The Annuity Sales Pitch… What They Don’t Tell You – (Part 2)
The saga continues… In this program, I continue to expose what is not said during annuity sales pitches. The old adage that annuities are sold and not purchased is very true. Without the “kind and polite” assistance of insurance salespeople, my opinion, it is doubtful that many variable annuities would be sold in America.
I base this opinion on the large sales commissions offered to salespeople to entice them to sell variable annuities. The commissions can often be in the 3% to 5% range and often more than that. Imagine someone retiring with a lump sum of $600,000 in their 401(k).
The newly minted retiree receives help from an insurance salesperson who convinces them to purchase a variable annuity with the entire lump sum. Let’s assume the insurance salesperson will make 5% on the transaction. That works out to be a very nice $30,000 payday for the insurance agent.
In this program, I continue to explore the annuity sales pitch and the often unspoken words that taint the sales process. I hope you enjoy the program.
The Annuity Sales Pitch… What They Don’t Tell You!
Variable annuities are one of the most popular insurance products sold in America today. Insurance agents love them because they offer a very lucrative sales commission. However, I wonder if as many people would buy them if they really understood the whole story.
On this program, I spend time talking about the annuity sales pitch and provide the rest of the story. I go point by point through some of the most common sales pitches and provide you some additional information that is not usually shared by the person trying to sell you that annuity.
My largest complaint about annuities is the way they are distributed and the large sales commissions offered to agents to sell them. I hope you enjoy this inside look at variable annuities.
Segment 1 – The NYSE Goes Down Because of a Software Upgrade!
Segment 2 – Annuity Sales Pitch
Segment 3 – Annuity Sales Pitch
Segment 4 – Annuity Sales Pitch
Fiduciary Wars, The Battle to Decide the Fate of Your Money
The average person cannot tell the significance or the difference between a broker, registered representative, insurance agent or investment adviser. Most people lump them all together and call them financial folks… on a good day! I have heard some other names as well but we will leave that for another day. However, from a legal perspective, there are some monumental differences no matter what you might believe. Part of the confusion is the advertising conducted by financial and insurance firms that sound so comforting. These firms will often use such terms as help, assist, advise and so on. It is very comforting that someone is here to take care of you. However, what they advertise and what they tell you verbally, in-person, is in many cases, far different from what the actual contract states.

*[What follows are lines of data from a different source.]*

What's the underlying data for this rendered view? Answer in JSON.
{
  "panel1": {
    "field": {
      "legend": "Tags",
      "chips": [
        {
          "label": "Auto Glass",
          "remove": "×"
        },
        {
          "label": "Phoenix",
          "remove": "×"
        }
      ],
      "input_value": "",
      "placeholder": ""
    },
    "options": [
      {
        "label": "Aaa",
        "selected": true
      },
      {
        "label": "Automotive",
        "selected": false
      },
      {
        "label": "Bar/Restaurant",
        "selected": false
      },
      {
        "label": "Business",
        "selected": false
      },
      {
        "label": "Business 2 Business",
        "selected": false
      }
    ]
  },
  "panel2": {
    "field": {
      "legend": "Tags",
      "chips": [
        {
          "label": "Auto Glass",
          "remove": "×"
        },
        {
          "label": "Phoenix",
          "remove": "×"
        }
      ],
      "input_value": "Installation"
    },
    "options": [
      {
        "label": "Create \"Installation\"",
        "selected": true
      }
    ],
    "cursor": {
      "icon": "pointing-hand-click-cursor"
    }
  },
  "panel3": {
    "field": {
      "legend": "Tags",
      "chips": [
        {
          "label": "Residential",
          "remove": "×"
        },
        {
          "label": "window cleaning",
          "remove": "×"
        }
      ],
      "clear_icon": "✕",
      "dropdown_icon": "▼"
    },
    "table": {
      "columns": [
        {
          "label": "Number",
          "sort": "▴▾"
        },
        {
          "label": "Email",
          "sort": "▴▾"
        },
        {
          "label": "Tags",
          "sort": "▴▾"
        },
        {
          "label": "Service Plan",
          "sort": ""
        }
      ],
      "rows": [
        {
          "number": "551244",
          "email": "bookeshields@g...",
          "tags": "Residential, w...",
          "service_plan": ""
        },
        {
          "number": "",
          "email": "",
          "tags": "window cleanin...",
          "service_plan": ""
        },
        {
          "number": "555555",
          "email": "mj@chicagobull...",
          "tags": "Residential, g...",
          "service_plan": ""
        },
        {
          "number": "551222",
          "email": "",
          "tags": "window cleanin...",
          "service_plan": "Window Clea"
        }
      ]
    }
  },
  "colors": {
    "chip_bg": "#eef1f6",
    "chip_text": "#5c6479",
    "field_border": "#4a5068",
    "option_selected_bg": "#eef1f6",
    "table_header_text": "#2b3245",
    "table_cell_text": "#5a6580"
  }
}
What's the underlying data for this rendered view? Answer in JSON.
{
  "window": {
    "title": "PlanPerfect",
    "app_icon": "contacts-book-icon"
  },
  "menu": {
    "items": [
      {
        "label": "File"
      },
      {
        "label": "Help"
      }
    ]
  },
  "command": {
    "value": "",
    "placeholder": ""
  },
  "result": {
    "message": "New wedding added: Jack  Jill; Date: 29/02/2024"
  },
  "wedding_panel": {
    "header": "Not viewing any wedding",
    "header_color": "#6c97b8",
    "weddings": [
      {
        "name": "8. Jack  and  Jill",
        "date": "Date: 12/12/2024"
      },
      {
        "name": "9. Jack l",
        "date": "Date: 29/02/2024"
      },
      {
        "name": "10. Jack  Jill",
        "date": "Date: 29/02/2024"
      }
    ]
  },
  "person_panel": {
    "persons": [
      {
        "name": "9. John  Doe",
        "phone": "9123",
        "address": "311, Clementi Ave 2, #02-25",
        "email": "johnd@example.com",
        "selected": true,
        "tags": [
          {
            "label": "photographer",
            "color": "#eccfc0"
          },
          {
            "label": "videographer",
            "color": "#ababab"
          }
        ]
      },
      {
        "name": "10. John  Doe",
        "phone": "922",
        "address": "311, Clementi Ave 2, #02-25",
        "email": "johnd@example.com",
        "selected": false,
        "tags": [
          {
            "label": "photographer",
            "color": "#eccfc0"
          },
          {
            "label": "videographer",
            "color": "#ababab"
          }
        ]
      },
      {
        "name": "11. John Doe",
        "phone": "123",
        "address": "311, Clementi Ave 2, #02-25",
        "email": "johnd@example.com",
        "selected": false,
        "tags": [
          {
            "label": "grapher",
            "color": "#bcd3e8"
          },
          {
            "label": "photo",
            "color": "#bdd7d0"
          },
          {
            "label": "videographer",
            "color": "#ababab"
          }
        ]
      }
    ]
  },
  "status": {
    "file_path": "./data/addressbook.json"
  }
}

Caveat emptor or let the buyer beware is something you should always have on your mind. When it comes to financial services, people can be very friendly and persuasive but take the time to read the bloody contract. Sales practices and legal practices are far different in the real world. I have seen many situations where people have relied on what they have been told, only to be disappointed by the reality of the contract. The fiduciary wars happening in Washington DC right now is a very hot battle going on to shape the future regulatory environment of financial services. In many ways it is a battle for the sole of the financial services industry. The outcome is uncertain at this point, but it does not change the reality of caveat emptor!
On the program this week I talk about:
Segment One – Obamacare and the tax credit problems
Segment Two – The fiduciary wars
Segment Three – The fiduciary wars continued
Segment Four – Insurance agents and products
Enjoy the program